● **What the task requires**: Please filter the data below down to the lines holding the string "LIVING".

● **Data provided**:

= = = = =

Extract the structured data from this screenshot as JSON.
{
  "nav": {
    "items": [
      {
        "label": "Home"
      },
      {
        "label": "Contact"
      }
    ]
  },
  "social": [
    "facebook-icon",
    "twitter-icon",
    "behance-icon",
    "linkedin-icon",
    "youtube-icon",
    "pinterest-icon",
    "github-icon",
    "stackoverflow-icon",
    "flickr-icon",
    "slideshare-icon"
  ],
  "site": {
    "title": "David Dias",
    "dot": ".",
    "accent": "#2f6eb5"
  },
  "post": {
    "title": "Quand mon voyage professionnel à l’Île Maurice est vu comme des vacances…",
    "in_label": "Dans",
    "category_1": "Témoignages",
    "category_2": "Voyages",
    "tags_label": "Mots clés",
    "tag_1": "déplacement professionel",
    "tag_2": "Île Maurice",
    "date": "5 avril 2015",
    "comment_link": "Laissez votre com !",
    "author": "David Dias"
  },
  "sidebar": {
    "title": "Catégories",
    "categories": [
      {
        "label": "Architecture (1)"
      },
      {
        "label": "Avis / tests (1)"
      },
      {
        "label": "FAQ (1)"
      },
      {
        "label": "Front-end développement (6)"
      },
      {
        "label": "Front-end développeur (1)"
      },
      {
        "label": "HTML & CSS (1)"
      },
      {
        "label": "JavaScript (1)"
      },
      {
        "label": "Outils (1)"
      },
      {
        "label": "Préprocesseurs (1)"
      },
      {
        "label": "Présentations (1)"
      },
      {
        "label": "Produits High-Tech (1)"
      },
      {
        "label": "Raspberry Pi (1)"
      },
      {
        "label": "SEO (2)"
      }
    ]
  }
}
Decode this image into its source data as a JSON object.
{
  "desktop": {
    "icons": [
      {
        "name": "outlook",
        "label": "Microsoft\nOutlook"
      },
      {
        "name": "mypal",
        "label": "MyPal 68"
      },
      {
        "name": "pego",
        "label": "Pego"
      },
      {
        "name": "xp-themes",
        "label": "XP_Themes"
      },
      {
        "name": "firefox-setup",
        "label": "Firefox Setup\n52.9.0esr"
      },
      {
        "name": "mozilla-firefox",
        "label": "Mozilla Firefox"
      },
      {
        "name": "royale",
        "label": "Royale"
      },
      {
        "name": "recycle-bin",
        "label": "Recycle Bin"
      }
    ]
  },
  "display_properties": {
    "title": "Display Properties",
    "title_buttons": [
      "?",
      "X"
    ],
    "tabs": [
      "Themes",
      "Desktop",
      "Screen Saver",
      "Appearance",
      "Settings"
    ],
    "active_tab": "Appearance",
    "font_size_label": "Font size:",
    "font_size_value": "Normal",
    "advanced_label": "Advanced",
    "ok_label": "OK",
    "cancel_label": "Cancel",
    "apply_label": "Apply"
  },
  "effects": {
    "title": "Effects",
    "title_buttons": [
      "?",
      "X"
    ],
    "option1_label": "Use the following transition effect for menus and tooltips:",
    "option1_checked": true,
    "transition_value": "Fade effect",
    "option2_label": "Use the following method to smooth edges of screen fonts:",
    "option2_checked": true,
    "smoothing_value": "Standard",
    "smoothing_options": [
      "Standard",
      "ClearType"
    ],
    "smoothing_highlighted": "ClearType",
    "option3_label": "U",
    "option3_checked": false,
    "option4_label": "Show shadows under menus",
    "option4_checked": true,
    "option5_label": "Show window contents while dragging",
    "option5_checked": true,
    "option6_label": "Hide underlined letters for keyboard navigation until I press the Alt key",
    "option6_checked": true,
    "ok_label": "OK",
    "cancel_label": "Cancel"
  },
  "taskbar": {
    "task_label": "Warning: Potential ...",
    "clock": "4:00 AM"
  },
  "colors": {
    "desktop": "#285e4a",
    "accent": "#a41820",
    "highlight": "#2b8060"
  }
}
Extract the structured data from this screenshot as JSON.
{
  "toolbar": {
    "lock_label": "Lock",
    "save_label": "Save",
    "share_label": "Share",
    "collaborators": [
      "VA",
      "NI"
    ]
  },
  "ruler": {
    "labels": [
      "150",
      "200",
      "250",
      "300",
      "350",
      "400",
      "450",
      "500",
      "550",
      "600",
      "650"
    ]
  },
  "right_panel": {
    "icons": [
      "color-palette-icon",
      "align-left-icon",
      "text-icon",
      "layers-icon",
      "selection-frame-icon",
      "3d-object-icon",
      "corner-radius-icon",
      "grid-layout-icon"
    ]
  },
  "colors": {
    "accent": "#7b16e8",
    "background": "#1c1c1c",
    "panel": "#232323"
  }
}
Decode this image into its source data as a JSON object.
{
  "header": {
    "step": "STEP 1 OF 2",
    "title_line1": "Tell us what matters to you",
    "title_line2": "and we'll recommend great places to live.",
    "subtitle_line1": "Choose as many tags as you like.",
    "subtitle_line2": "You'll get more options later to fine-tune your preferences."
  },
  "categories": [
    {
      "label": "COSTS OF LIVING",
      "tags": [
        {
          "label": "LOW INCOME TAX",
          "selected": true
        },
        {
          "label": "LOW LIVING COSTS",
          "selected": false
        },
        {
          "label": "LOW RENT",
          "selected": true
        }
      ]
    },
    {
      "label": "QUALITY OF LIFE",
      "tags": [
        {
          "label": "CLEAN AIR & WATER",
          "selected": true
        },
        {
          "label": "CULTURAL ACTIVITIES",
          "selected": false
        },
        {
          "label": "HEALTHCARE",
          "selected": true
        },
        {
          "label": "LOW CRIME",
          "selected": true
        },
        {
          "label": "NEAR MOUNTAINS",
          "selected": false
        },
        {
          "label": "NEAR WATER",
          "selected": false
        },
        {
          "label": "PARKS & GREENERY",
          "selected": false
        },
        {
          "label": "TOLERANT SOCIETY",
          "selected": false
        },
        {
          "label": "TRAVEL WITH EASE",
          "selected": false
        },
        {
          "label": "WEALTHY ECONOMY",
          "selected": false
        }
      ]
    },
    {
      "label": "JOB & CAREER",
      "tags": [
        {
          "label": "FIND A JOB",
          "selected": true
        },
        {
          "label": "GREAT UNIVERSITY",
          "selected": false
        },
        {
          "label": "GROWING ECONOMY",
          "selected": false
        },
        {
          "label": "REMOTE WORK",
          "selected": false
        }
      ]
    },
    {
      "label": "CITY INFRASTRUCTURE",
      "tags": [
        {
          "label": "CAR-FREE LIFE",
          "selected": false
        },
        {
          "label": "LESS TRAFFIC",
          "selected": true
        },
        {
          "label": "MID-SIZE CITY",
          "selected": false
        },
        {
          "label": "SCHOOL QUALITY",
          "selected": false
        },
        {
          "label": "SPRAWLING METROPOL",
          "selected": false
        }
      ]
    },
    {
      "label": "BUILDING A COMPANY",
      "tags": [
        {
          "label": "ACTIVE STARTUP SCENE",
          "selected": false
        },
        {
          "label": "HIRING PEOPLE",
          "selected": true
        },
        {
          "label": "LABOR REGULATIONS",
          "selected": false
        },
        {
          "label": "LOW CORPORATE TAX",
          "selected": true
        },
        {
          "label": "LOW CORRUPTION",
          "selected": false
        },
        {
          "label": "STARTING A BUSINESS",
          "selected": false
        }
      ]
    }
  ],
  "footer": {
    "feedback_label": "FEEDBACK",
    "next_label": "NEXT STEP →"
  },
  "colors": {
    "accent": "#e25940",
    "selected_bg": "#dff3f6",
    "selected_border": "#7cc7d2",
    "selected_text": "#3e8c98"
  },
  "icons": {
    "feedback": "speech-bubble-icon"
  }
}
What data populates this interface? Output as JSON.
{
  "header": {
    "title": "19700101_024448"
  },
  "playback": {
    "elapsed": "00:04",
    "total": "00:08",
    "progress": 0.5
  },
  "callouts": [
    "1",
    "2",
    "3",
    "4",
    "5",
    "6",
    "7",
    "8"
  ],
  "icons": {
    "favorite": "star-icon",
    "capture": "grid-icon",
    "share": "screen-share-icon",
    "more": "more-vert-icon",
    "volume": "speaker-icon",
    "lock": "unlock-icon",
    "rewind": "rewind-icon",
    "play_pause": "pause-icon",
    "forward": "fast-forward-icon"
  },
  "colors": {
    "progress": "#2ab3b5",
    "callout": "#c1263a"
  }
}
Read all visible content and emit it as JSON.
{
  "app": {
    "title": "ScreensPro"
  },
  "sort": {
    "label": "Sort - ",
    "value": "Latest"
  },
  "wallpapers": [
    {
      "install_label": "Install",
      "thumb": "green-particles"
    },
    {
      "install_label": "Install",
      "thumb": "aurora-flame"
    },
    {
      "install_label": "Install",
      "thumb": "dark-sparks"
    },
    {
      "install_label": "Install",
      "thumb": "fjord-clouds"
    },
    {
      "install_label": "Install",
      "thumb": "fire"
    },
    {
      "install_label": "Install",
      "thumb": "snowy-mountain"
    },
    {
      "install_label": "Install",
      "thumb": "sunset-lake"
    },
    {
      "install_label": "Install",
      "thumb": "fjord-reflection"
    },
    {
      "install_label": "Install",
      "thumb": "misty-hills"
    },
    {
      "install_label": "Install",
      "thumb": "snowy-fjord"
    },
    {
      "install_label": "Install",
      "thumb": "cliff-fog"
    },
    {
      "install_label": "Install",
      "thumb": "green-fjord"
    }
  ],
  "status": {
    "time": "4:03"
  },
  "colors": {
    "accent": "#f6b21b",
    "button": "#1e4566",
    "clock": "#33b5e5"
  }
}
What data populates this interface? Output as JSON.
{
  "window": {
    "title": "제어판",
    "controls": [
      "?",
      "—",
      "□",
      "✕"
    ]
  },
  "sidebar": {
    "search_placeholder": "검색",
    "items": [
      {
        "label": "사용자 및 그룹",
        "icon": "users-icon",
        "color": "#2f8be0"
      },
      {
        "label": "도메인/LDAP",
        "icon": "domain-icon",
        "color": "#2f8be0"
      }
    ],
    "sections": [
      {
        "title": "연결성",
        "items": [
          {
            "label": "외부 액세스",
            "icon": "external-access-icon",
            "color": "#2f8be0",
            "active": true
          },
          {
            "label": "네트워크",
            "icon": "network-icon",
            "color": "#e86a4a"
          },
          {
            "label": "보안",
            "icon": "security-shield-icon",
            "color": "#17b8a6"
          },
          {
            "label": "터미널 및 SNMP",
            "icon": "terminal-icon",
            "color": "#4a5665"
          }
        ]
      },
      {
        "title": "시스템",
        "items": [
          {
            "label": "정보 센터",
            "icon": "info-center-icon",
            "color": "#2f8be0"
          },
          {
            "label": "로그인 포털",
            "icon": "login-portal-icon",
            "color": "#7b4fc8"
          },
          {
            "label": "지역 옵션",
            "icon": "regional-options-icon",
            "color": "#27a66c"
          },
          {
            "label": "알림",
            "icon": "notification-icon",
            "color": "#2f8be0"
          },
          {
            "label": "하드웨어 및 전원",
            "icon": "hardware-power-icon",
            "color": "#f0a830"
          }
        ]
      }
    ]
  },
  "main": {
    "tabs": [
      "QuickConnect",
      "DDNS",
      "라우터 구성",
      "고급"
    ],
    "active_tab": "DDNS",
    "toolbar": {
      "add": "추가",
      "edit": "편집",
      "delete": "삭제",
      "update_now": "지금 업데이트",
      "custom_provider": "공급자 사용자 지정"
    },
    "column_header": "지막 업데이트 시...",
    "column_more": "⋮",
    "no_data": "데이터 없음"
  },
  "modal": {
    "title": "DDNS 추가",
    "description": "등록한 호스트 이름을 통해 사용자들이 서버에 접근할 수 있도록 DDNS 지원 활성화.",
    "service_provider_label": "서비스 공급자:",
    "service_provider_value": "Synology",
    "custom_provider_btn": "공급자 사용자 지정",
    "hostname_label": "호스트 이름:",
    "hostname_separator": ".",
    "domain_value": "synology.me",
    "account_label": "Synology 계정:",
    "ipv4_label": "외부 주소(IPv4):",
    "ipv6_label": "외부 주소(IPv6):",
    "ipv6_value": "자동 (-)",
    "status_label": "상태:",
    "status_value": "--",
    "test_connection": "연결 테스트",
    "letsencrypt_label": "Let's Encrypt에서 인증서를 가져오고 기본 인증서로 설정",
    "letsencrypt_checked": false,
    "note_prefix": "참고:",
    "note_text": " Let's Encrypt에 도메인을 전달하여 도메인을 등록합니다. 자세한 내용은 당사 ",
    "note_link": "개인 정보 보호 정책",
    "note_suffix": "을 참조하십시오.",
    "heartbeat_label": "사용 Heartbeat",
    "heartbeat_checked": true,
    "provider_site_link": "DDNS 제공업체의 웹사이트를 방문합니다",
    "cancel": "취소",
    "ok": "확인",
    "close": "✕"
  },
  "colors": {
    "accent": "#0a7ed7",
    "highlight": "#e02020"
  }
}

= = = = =

● **Task output**:
      "label": "COSTS OF LIVING",
          "label": "LOW LIVING COSTS",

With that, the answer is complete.